**Task to complete**
Give back each entry unchanged, minus pictures.

(Stored data entries)
* * *

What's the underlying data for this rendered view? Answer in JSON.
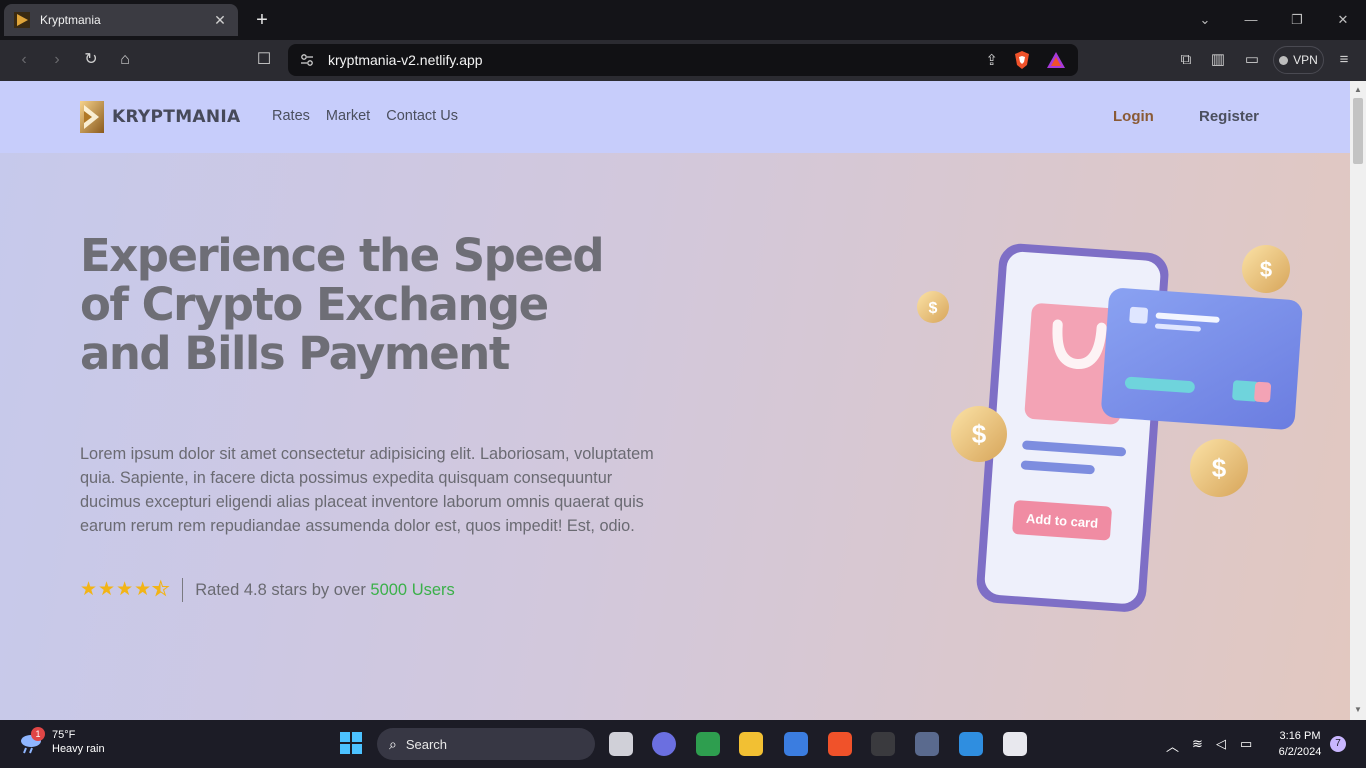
{
  "browser": {
    "tab_title": "Kryptmania",
    "url": "kryptmania-v2.netlify.app",
    "vpn_label": "VPN"
  },
  "site": {
    "logo_text": "KRYPTMANIA",
    "nav": [
      "Rates",
      "Market",
      "Contact Us"
    ],
    "login": "Login",
    "register": "Register"
  },
  "hero": {
    "title_lines": [
      "Experience the Speed",
      "of Crypto Exchange",
      "and Bills Payment"
    ],
    "description": "Lorem ipsum dolor sit amet consectetur adipisicing elit. Laboriosam, voluptatem quia. Sapiente, in facere dicta possimus expedita quisquam consequuntur ducimus excepturi eligendi alias placeat inventore laborum omnis quaerat quis earum rerum rem repudiandae assumenda dolor est, quos impedit! Est, odio.",
    "rating_value": 4.5,
    "rating_prefix": "Rated 4.8 stars by over ",
    "rating_count": "5000 Users",
    "illustration_button": "Add to card",
    "illustration_coin_symbol": "$"
  },
  "taskbar": {
    "weather_temp": "75°F",
    "weather_desc": "Heavy rain",
    "weather_badge": "1",
    "search_label": "Search",
    "time": "3:16 PM",
    "date": "6/2/2024",
    "notifications": "7"
  },
  "colors": {
    "accent_login": "#8a5a35",
    "rating_green": "#3bb04a",
    "star": "#f2b416"
  }
}
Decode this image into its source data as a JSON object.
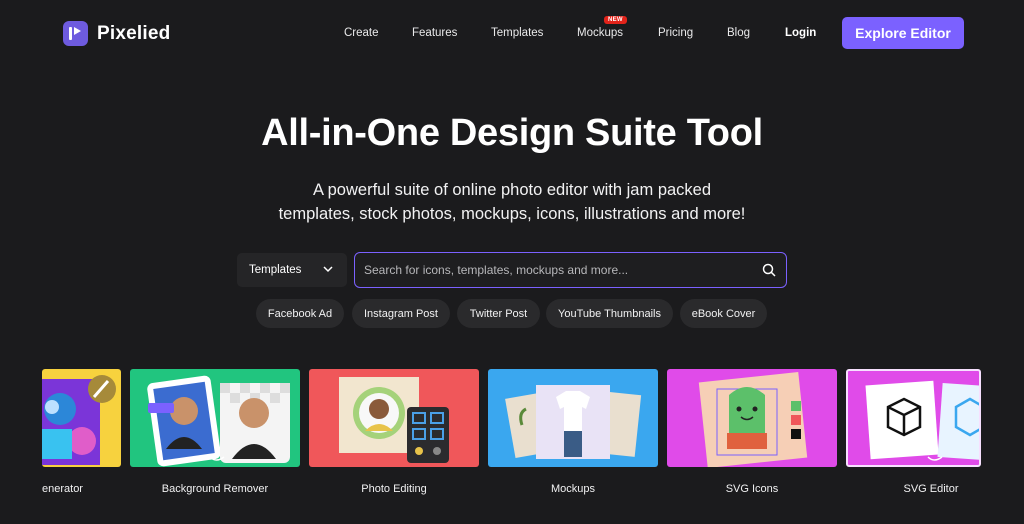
{
  "header": {
    "logo_text": "Pixelied",
    "nav": [
      "Create",
      "Features",
      "Templates",
      "Mockups",
      "Pricing",
      "Blog"
    ],
    "new_badge": "NEW",
    "login": "Login",
    "cta": "Explore Editor"
  },
  "hero": {
    "title": "All-in-One Design Suite Tool",
    "subtitle_line1": "A powerful suite of online photo editor with jam packed",
    "subtitle_line2": "templates, stock photos, mockups, icons, illustrations and more!"
  },
  "search": {
    "category": "Templates",
    "placeholder": "Search for icons, templates, mockups and more..."
  },
  "chips": [
    "Facebook Ad",
    "Instagram Post",
    "Twitter Post",
    "YouTube Thumbnails",
    "eBook Cover"
  ],
  "cards": [
    {
      "label": "enerator",
      "color": "#f7d23e"
    },
    {
      "label": "Background Remover",
      "color": "#21c57f"
    },
    {
      "label": "Photo Editing",
      "color": "#f0575a"
    },
    {
      "label": "Mockups",
      "color": "#3aa7ef"
    },
    {
      "label": "SVG Icons",
      "color": "#e04be9"
    },
    {
      "label": "SVG Editor",
      "color": "#e04be9"
    }
  ],
  "colors": {
    "accent": "#7b61ff",
    "background": "#1b1b1d"
  }
}
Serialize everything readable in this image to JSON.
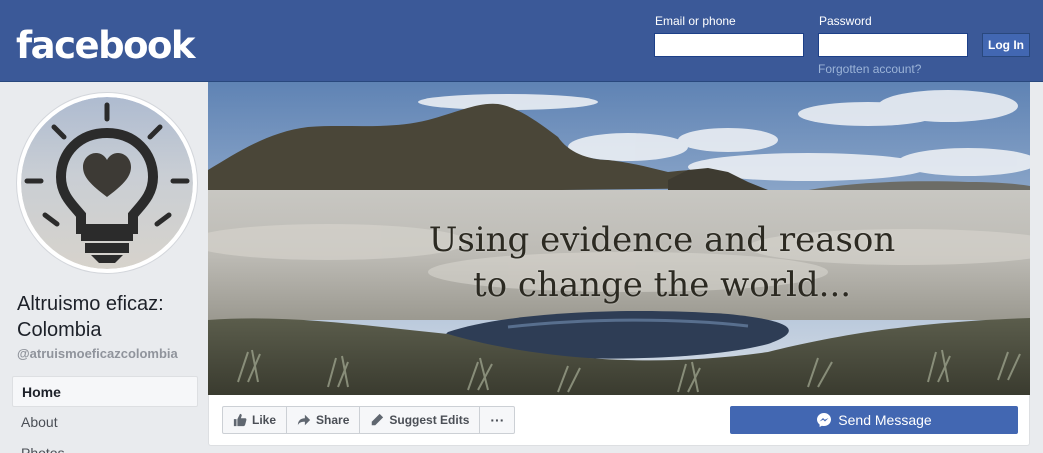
{
  "header": {
    "logo": "facebook",
    "email_label": "Email or phone",
    "password_label": "Password",
    "login_button": "Log In",
    "forgot_link": "Forgotten account?"
  },
  "page": {
    "name": "Altruismo eficaz: Colombia",
    "handle": "@atruismoeficazcolombia"
  },
  "sidebar": {
    "items": [
      {
        "label": "Home",
        "active": true
      },
      {
        "label": "About",
        "active": false
      },
      {
        "label": "Photos",
        "active": false
      }
    ]
  },
  "cover": {
    "line1": "Using evidence and reason",
    "line2": "to change the world..."
  },
  "actions": {
    "like": "Like",
    "share": "Share",
    "suggest_edits": "Suggest Edits",
    "more": "···",
    "send_message": "Send Message"
  },
  "colors": {
    "brand": "#3b5998",
    "button": "#4267b2"
  }
}
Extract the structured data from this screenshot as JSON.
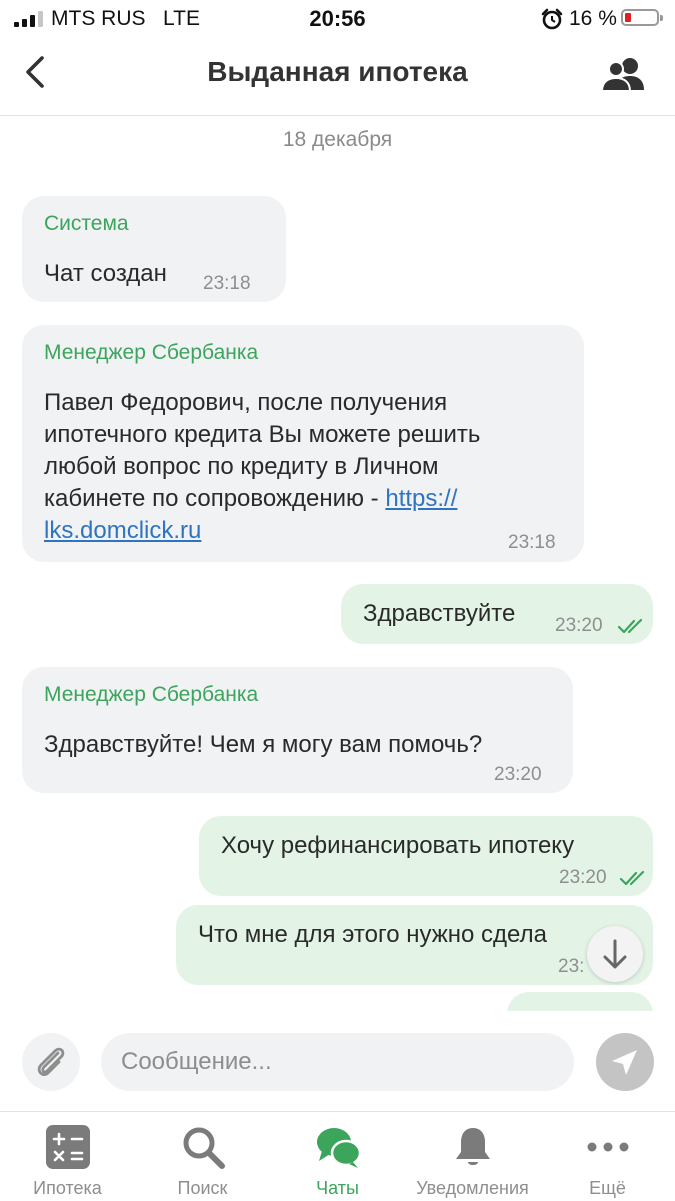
{
  "status_bar": {
    "carrier": "MTS RUS   LTE",
    "time": "20:56",
    "battery": "16 %"
  },
  "header": {
    "title": "Выданная ипотека"
  },
  "chat": {
    "date": "18 декабря",
    "messages": [
      {
        "direction": "in",
        "sender": "Система",
        "text": "Чат создан",
        "time": "23:18"
      },
      {
        "direction": "in",
        "sender": "Менеджер Сбербанка",
        "lines": [
          "Павел Федорович, после получения",
          "ипотечного кредита Вы можете решить",
          "любой вопрос по кредиту в Личном",
          "кабинете по сопровождению - "
        ],
        "link_part1": "https://",
        "link_part2": "lks.domclick.ru",
        "time": "23:18"
      },
      {
        "direction": "out",
        "text": "Здравствуйте",
        "time": "23:20",
        "status": "read"
      },
      {
        "direction": "in",
        "sender": "Менеджер Сбербанка",
        "text": "Здравствуйте! Чем я могу вам помочь?",
        "time": "23:20"
      },
      {
        "direction": "out",
        "text": "Хочу рефинансировать ипотеку",
        "time": "23:20",
        "status": "read"
      },
      {
        "direction": "out",
        "text": "Что мне для этого нужно сдела",
        "time": "23:",
        "status": "read"
      }
    ]
  },
  "composer": {
    "placeholder": "Сообщение..."
  },
  "tabs": [
    {
      "label": "Ипотека",
      "icon": "calculator-icon"
    },
    {
      "label": "Поиск",
      "icon": "search-icon"
    },
    {
      "label": "Чаты",
      "icon": "chat-icon",
      "active": true
    },
    {
      "label": "Уведомления",
      "icon": "bell-icon"
    },
    {
      "label": "Ещё",
      "icon": "more-icon"
    }
  ],
  "colors": {
    "accent": "#3ba55c",
    "incoming_bubble": "#f1f2f4",
    "outgoing_bubble": "#e3f4e6",
    "link": "#2f74c0"
  }
}
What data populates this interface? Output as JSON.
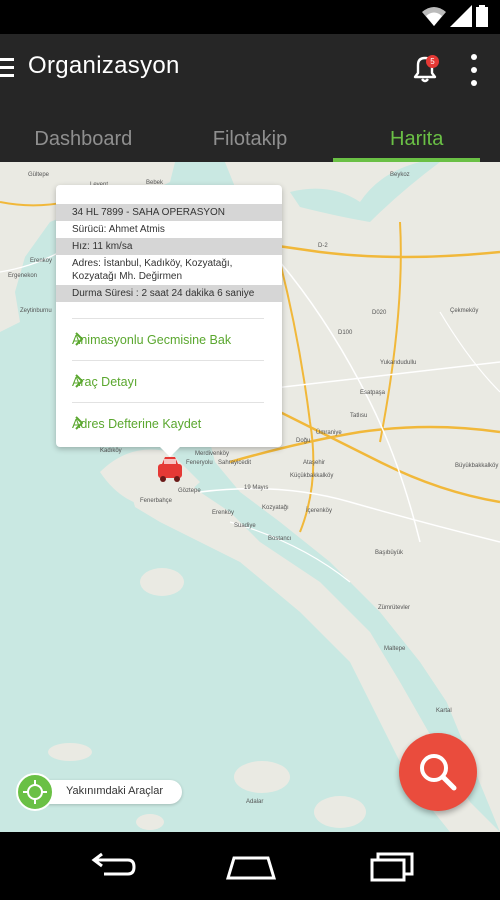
{
  "app": {
    "title": "Organizasyon",
    "notification_count": "5"
  },
  "tabs": [
    {
      "label": "Dashboard",
      "active": false
    },
    {
      "label": "Filotakip",
      "active": false
    },
    {
      "label": "Harita",
      "active": true
    }
  ],
  "popup": {
    "plate": "34 HL 7899 - SAHA OPERASYON",
    "driver": "Sürücü: Ahmet Atmis",
    "speed": "Hız: 11 km/sa",
    "address_line1": "Adres: İstanbul, Kadıköy, Kozyatağı,",
    "address_line2": "Kozyatağı Mh. Değirmen",
    "stop_duration": "Durma Süresi : 2 saat 24 dakika 6 saniye",
    "actions": [
      {
        "label": "Animasyonlu Gecmisine Bak"
      },
      {
        "label": "Araç Detayı"
      },
      {
        "label": "Adres Defterine Kaydet"
      }
    ]
  },
  "map": {
    "labels": [
      "Gültepe",
      "Bebek",
      "Levent",
      "Beykoz",
      "Ortaköy",
      "Zeytinburnu",
      "Erenkoy",
      "Ergenekon",
      "Bakırköy",
      "Kadıköy",
      "Mecidiyeköy",
      "Merdivenköy",
      "Feneryolu",
      "Ataşehir",
      "Küçükbakkalköy",
      "Göztepe",
      "Fenerbahçe",
      "Erenköy",
      "Kozyatağı",
      "İçerenköy",
      "Suadiye",
      "Bostancı",
      "Yukarıdudullu",
      "Çekmeköy",
      "Tatlısu",
      "Büyükbakkalköy",
      "Başıbüyük",
      "Zümrütevler",
      "Maltepe",
      "Kartal",
      "Adalar",
      "19 Mayıs",
      "Sahrayicedit",
      "Ümraniye",
      "Esatpaşa",
      "Doğu",
      "D100",
      "D020",
      "D-2",
      "O-1",
      "Kızıltoprak"
    ],
    "accent_green": "#6ac045",
    "marker_color": "#e53935"
  },
  "nearby": {
    "label": "Yakınımdaki Araçlar"
  },
  "icons": {
    "menu": "hamburger-menu-icon",
    "notifications": "bell-icon",
    "overflow": "more-vertical-icon",
    "car": "car-marker-icon",
    "search": "search-icon",
    "location": "locate-icon",
    "nav_back": "back-icon",
    "nav_home": "home-icon",
    "nav_recents": "recent-apps-icon"
  }
}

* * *

**Result of the task**
What's the underlying data for this rendered view? Answer in JSON.
{
  "browser": {
    "tab_title": "Kryptmania",
    "url": "kryptmania-v2.netlify.app",
    "vpn_label": "VPN"
  },
  "site": {
    "logo_text": "KRYPTMANIA",
    "nav": [
      "Rates",
      "Market",
      "Contact Us"
    ],
    "login": "Login",
    "register": "Register"
  },
  "hero": {
    "title_lines": [
      "Experience the Speed",
      "of Crypto Exchange",
      "and Bills Payment"
    ],
    "description": "Lorem ipsum dolor sit amet consectetur adipisicing elit. Laboriosam, voluptatem quia. Sapiente, in facere dicta possimus expedita quisquam consequuntur ducimus excepturi eligendi alias placeat inventore laborum omnis quaerat quis earum rerum rem repudiandae assumenda dolor est, quos impedit! Est, odio.",
    "rating_value": 4.5,
    "rating_prefix": "Rated 4.8 stars by over ",
    "rating_count": "5000 Users",
    "illustration_button": "Add to card",
    "illustration_coin_symbol": "$"
  },
  "taskbar": {
    "weather_temp": "75°F",
    "weather_desc": "Heavy rain",
    "weather_badge": "1",
    "search_label": "Search",
    "time": "3:16 PM",
    "date": "6/2/2024",
    "notifications": "7"
  },
  "colors": {
    "accent_login": "#8a5a35",
    "rating_green": "#3bb04a",
    "star": "#f2b416"
  }
}
Decode this image into its source data as a JSON object.
{
  "header": {
    "logo_text": "Pixelied",
    "nav": [
      "Create",
      "Features",
      "Templates",
      "Mockups",
      "Pricing",
      "Blog"
    ],
    "new_badge": "NEW",
    "login": "Login",
    "cta": "Explore Editor"
  },
  "hero": {
    "title": "All-in-One Design Suite Tool",
    "subtitle_line1": "A powerful suite of online photo editor with jam packed",
    "subtitle_line2": "templates, stock photos, mockups, icons, illustrations and more!"
  },
  "search": {
    "category": "Templates",
    "placeholder": "Search for icons, templates, mockups and more..."
  },
  "chips": [
    "Facebook Ad",
    "Instagram Post",
    "Twitter Post",
    "YouTube Thumbnails",
    "eBook Cover"
  ],
  "cards": [
    {
      "label": "enerator",
      "color": "#f7d23e"
    },
    {
      "label": "Background Remover",
      "color": "#21c57f"
    },
    {
      "label": "Photo Editing",
      "color": "#f0575a"
    },
    {
      "label": "Mockups",
      "color": "#3aa7ef"
    },
    {
      "label": "SVG Icons",
      "color": "#e04be9"
    },
    {
      "label": "SVG Editor",
      "color": "#e04be9"
    }
  ],
  "colors": {
    "accent": "#7b61ff",
    "background": "#1b1b1d"
  }
}
Serialize everything readable in this image to JSON.
{
  "header": {
    "logo": "facebook",
    "email_label": "Email or phone",
    "password_label": "Password",
    "login_button": "Log In",
    "forgot_link": "Forgotten account?"
  },
  "page": {
    "name": "Altruismo eficaz: Colombia",
    "handle": "@atruismoeficazcolombia"
  },
  "sidebar": {
    "items": [
      {
        "label": "Home",
        "active": true
      },
      {
        "label": "About",
        "active": false
      },
      {
        "label": "Photos",
        "active": false
      }
    ]
  },
  "cover": {
    "line1": "Using evidence and reason",
    "line2": "to change the world..."
  },
  "actions": {
    "like": "Like",
    "share": "Share",
    "suggest_edits": "Suggest Edits",
    "more": "···",
    "send_message": "Send Message"
  },
  "colors": {
    "brand": "#3b5998",
    "button": "#4267b2"
  }
}
Extract the structured data from this screenshot as JSON.
{
  "status_bar": {
    "carrier": "MTS RUS   LTE",
    "time": "20:56",
    "battery": "16 %"
  },
  "header": {
    "title": "Выданная ипотека"
  },
  "chat": {
    "date": "18 декабря",
    "messages": [
      {
        "direction": "in",
        "sender": "Система",
        "text": "Чат создан",
        "time": "23:18"
      },
      {
        "direction": "in",
        "sender": "Менеджер Сбербанка",
        "lines": [
          "Павел Федорович, после получения",
          "ипотечного кредита Вы можете решить",
          "любой вопрос по кредиту в Личном",
          "кабинете по сопровождению - "
        ],
        "link_part1": "https://",
        "link_part2": "lks.domclick.ru",
        "time": "23:18"
      },
      {
        "direction": "out",
        "text": "Здравствуйте",
        "time": "23:20",
        "status": "read"
      },
      {
        "direction": "in",
        "sender": "Менеджер Сбербанка",
        "text": "Здравствуйте! Чем я могу вам помочь?",
        "time": "23:20"
      },
      {
        "direction": "out",
        "text": "Хочу рефинансировать ипотеку",
        "time": "23:20",
        "status": "read"
      },
      {
        "direction": "out",
        "text": "Что мне для этого нужно сдела",
        "time": "23:",
        "status": "read"
      }
    ]
  },
  "composer": {
    "placeholder": "Сообщение..."
  },
  "tabs": [
    {
      "label": "Ипотека",
      "icon": "calculator-icon"
    },
    {
      "label": "Поиск",
      "icon": "search-icon"
    },
    {
      "label": "Чаты",
      "icon": "chat-icon",
      "active": true
    },
    {
      "label": "Уведомления",
      "icon": "bell-icon"
    },
    {
      "label": "Ещё",
      "icon": "more-icon"
    }
  ],
  "colors": {
    "accent": "#3ba55c",
    "incoming_bubble": "#f1f2f4",
    "outgoing_bubble": "#e3f4e6",
    "link": "#2f74c0"
  }
}
What data populates this interface? Output as JSON.
{
  "app": {
    "title": "Organizasyon",
    "notification_count": "5"
  },
  "tabs": [
    {
      "label": "Dashboard",
      "active": false
    },
    {
      "label": "Filotakip",
      "active": false
    },
    {
      "label": "Harita",
      "active": true
    }
  ],
  "popup": {
    "plate": "34 HL 7899 - SAHA OPERASYON",
    "driver": "Sürücü: Ahmet Atmis",
    "speed": "Hız: 11 km/sa",
    "address_line1": "Adres: İstanbul, Kadıköy, Kozyatağı,",
    "address_line2": "Kozyatağı Mh. Değirmen",
    "stop_duration": "Durma Süresi : 2 saat 24 dakika 6 saniye",
    "actions": [
      {
        "label": "Animasyonlu Gecmisine Bak"
      },
      {
        "label": "Araç Detayı"
      },
      {
        "label": "Adres Defterine Kaydet"
      }
    ]
  },
  "map": {
    "labels": [
      "Gültepe",
      "Bebek",
      "Levent",
      "Beykoz",
      "Ortaköy",
      "Zeytinburnu",
      "Erenkoy",
      "Ergenekon",
      "Bakırköy",
      "Kadıköy",
      "Mecidiyeköy",
      "Merdivenköy",
      "Feneryolu",
      "Ataşehir",
      "Küçükbakkalköy",
      "Göztepe",
      "Fenerbahçe",
      "Erenköy",
      "Kozyatağı",
      "İçerenköy",
      "Suadiye",
      "Bostancı",
      "Yukarıdudullu",
      "Çekmeköy",
      "Tatlısu",
      "Büyükbakkalköy",
      "Başıbüyük",
      "Zümrütevler",
      "Maltepe",
      "Kartal",
      "Adalar",
      "19 Mayıs",
      "Sahrayicedit",
      "Ümraniye",
      "Esatpaşa",
      "Doğu",
      "D100",
      "D020",
      "D-2",
      "O-1",
      "Kızıltoprak"
    ],
    "accent_green": "#6ac045",
    "marker_color": "#e53935"
  },
  "nearby": {
    "label": "Yakınımdaki Araçlar"
  },
  "icons": {
    "menu": "hamburger-menu-icon",
    "notifications": "bell-icon",
    "overflow": "more-vertical-icon",
    "car": "car-marker-icon",
    "search": "search-icon",
    "location": "locate-icon",
    "nav_back": "back-icon",
    "nav_home": "home-icon",
    "nav_recents": "recent-apps-icon"
  }
}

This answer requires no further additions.